More and more, older adults favor aging in place, preferring to remain active and independent beyond middle age while still having access to transportation options and healthcare services they can use as their needs change.
About 77% of Americans age 50 and older say they would like to live in their community as long as possible, but just 59% anticipate being able to remain in their current home or a different place in the same community, according to AARP’s 2018 Home and Community Preferences survey. While most adults age 18 and older—63 percent—own their homes, about one-third expect having to make major modifications to accommodate their aging needs, AARP says.
Because of changing attitudes related to affordability, accessibility, and mobility, the survey finds many adults age 50 and older are willing to consider alternatives such as home-sharing (32 percent), building an accessory dwelling unit (31 percent), or residing in communities that provide services to enable aging in place (56 percent).

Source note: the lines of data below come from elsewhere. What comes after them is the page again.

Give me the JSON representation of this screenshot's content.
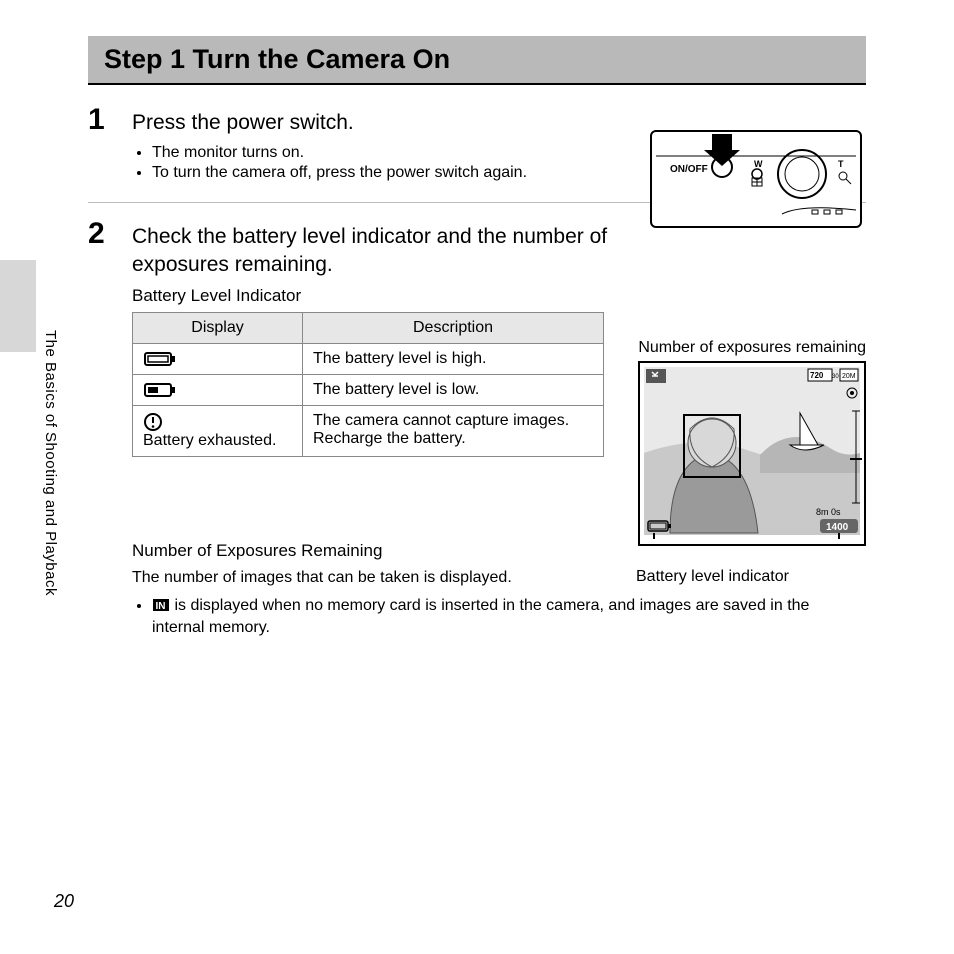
{
  "title": "Step 1 Turn the Camera On",
  "side_section": "The Basics of Shooting and Playback",
  "page_number": "20",
  "step1": {
    "num": "1",
    "heading": "Press the power switch.",
    "bullets": [
      "The monitor turns on.",
      "To turn the camera off, press the power switch again."
    ],
    "label_onoff": "ON/OFF",
    "label_w": "W",
    "label_t": "T"
  },
  "step2": {
    "num": "2",
    "heading": "Check the battery level indicator and the number of exposures remaining.",
    "batt_heading": "Battery Level Indicator",
    "table": {
      "col1": "Display",
      "col2": "Description",
      "rows": [
        {
          "display_text": "",
          "desc": "The battery level is high."
        },
        {
          "display_text": "",
          "desc": "The battery level is low."
        },
        {
          "display_text": "Battery exhausted.",
          "desc": "The camera cannot capture images. Recharge the battery."
        }
      ]
    },
    "monitor_label_top": "Number of exposures remaining",
    "monitor_label_bottom": "Battery level indicator",
    "monitor_osd": {
      "hd": "720",
      "fps": "30",
      "sz": "20M",
      "time": "8m 0s",
      "count": "1400"
    },
    "sub_heading": "Number of Exposures Remaining",
    "body": "The number of images that can be taken is displayed.",
    "bullet2": " is displayed when no memory card is inserted in the camera, and images are saved in the internal memory."
  }
}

For example, the Jefferson, a 55-and-older condominium in Arlington, Va., offers older adults a unique option as they age in place: the ability to own their unit plus independent living, skilled nursing, and continuing care. High-end amenities, numerous activities, a maintenance-free lifestyle, and quick access to the cultural highlights of Washington, D.C., add to the community’s appeal.
Residents have the option to purchase their home without any buy-in fees beyond the price of the unit, the only senior community in the area with this distinction, notes Executive Director Juli Swanson.
“All of our competitors are either a continuing-care retirement community or a life-care community. That’s just a very different structure than what we have here with the condo,” explains Swanson, who has worked at the Jefferson for the past eight years. “At all those other places, you don’t get to own your home. Here at the Jefferson, you do. That’s one of the biggest selling points, after location.”
Making itself a community where older adults can live long term is something that the Jefferson has made a priority for its residents, who feel that the frequent socialization is one of the main aspects that allows them to feel at home.
“You never feel lonely here. It’s just so wonderful when you sit down to eat with different people, and they tell you their life story,” says 84-year-old retired nurse Julia Jeffries.
And Therese “Terri” Rae, a 75-year-old retired psychiatric nurse who has lived at the Jefferson for the past two years, perfectly captures what it’s like to live in the community: “We have independence, and if we want company, we’ve got it. And that’s the best thing.”